“Abusive.” “Toxic.” “Chaotic clusterfuck.” Those were just some of the words used to describe the Yeezy work environment.

An extensive new Rolling Stone report penned by Cheyenne Roundtree sheds more light on Kanye West’s fashion brand and the alleged mistreatment of its staffers and contractors. Numerous sources said they accepted positions believing they had landed a dream job; however, they quickly found themselves in a “cult-like atmosphere” that came with 12- to 15-hour work days, inconsistent or delayed payments, and abrupt firings for innocuous missteps.

“Nothing has ever compared to the amount of chaos, the amount of stress and [the amount of] anxiety you go through working for Yeezy,” an Adidas x Yeezy senior team member told the magazine.

One ex-staffer described a 2015 incident at the Yeezy studio, just weeks before Kanye would unveil the brand’s inaugural collection. The source claimed West had a habit of playing his own music in the space, but asked for other recommendations after someone suggested he play something else. Ye allegedly scanned the room before singling out an employee and asking what they wanted to hear.
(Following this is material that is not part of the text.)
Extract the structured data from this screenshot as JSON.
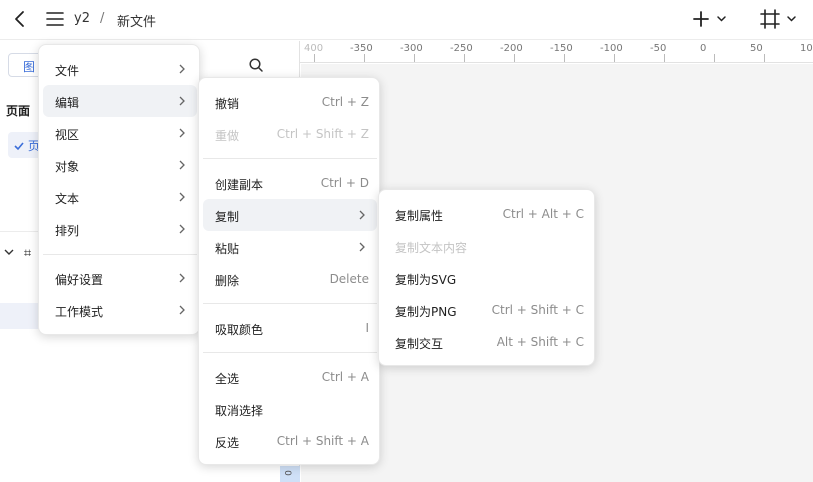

“I thought, ‘Oh, he’s a rapper, I should probably mention some rap,’” said the ex-staffer, who ultimately proposed Drake music. “Big mistake—the next day I was fired.”

A Yeezy executive also recalled a time when a top creative was called out for wearing a yellow sweater to work. The staffer was allegedly told to “dress for the palette or you dress in black,” and was subsequently fired. Another claimed they were forced to leave their own product review because they were wearing a gray tee.

One employee said the constant firings may stem from Kanye’s mistrust, particularly toward his inner circle. “Everyone’s always on the verge of losing their job, so the dynamics are total chaos,” the former staffer said. “He doesn’t necessarily have people that he can trust around him.”

Another contractor echoed the theory. “The biggest issue is that he doesn’t appear to have high-level operational people that he trusts,” they explained. “Without the operational backbone, no company can really exist for a super long time. You can’t build a multi-billion-dollar brand without an operations director who stays in the job for more than six months. … He needs professionals that don’t give a shit that he’s Kanye West.”

Others said payment was a constant issue within the company, as some would have to wait months before their Yeezy checks went through. At one point, the situation became so frustrating that disgruntled employees went on a “mini strike” until they were properly compensated. It’s alleged some employees are still awaiting money.

A former Yeezy staffer suspected Kanye’s ego is was what ultimately led to the delayed payments, as he appeared to push back against Adidas’ demands by withholding funds. “I’m not sure he ever realized that people in his orbit weren’t getting paid,” the individual said. “I think he just thought, ‘I’m not approving this stuff because I’m pissed for XYZ, so I’m just gonna put a halt on whatever [Adidas] bring[s] to us for payment.’ I really don’t know that he ever looked deep enough to know that it was affecting his own people.”

Insiders also supported previous reports about Kanye’s alleged fascination with Adolf Hitler and the Nazi Party. One employee described being in the Yeezy Los Angeles showroom as the team prepared for the infamous Season 9 presentation, which included “White Lives Matter” tees. While West was going through the collection’s designs, he allegedly told the room that “skinheads and Nazis were his greatest inspiration.”

“It’s a point of inspiration for him because I think there’s so much pain that comes from that place, especially for Black people,” a staffer said. “The minute he turns it around, uses it, [and] puts himself in a position of making money off of it, I feel like he does something to it—he takes ownership over it.” 

Some said they were completely blindsided by the “White Lives Matter” design and believed it was a slap in the face to those who had put so much time and energy into the rest of the collection.

“It was like, ‘What the fuck?’” one employee said. “It was definitely a topic of conversation among everyone. A lot of us were very uncomfortable with it. It was professionally frustrating for everybody who had worked really hard and then for the talk of the whole thing to be the shirt.” 

Another person said the team was brainstorming a shirt that included a message about race, possibly one that made “fun of white people.” One idea was to emblazon the pieces with the phrase: “We Are N***erish.” 

“It was definitely supposed to be something that called on race,” the employee said. “White Lives Matter [and] Candace Owens in combination just made it political, and just stupid.”

Elsewhere in the report, staffers describe having to spend their weeks at Kanye’s Wyoming properties, his highly publicized fallout with Gap and Adidas, as well as his lofty—at times irrational—expectations from his staffers.

“When you work for somebody with that much vision and that much money, you really can make incredible change,” said one Yeezy contractor, who also described the gig as “both the worst job I’ve ever had and the best job I’ve ever had, concurrently. Everything he does is a giant mess of vacuuming up all of people’s time—just consuming their entire lives and then the output just gets left on the side of the road somewhere.”

Rolling Stone’s full story is available here.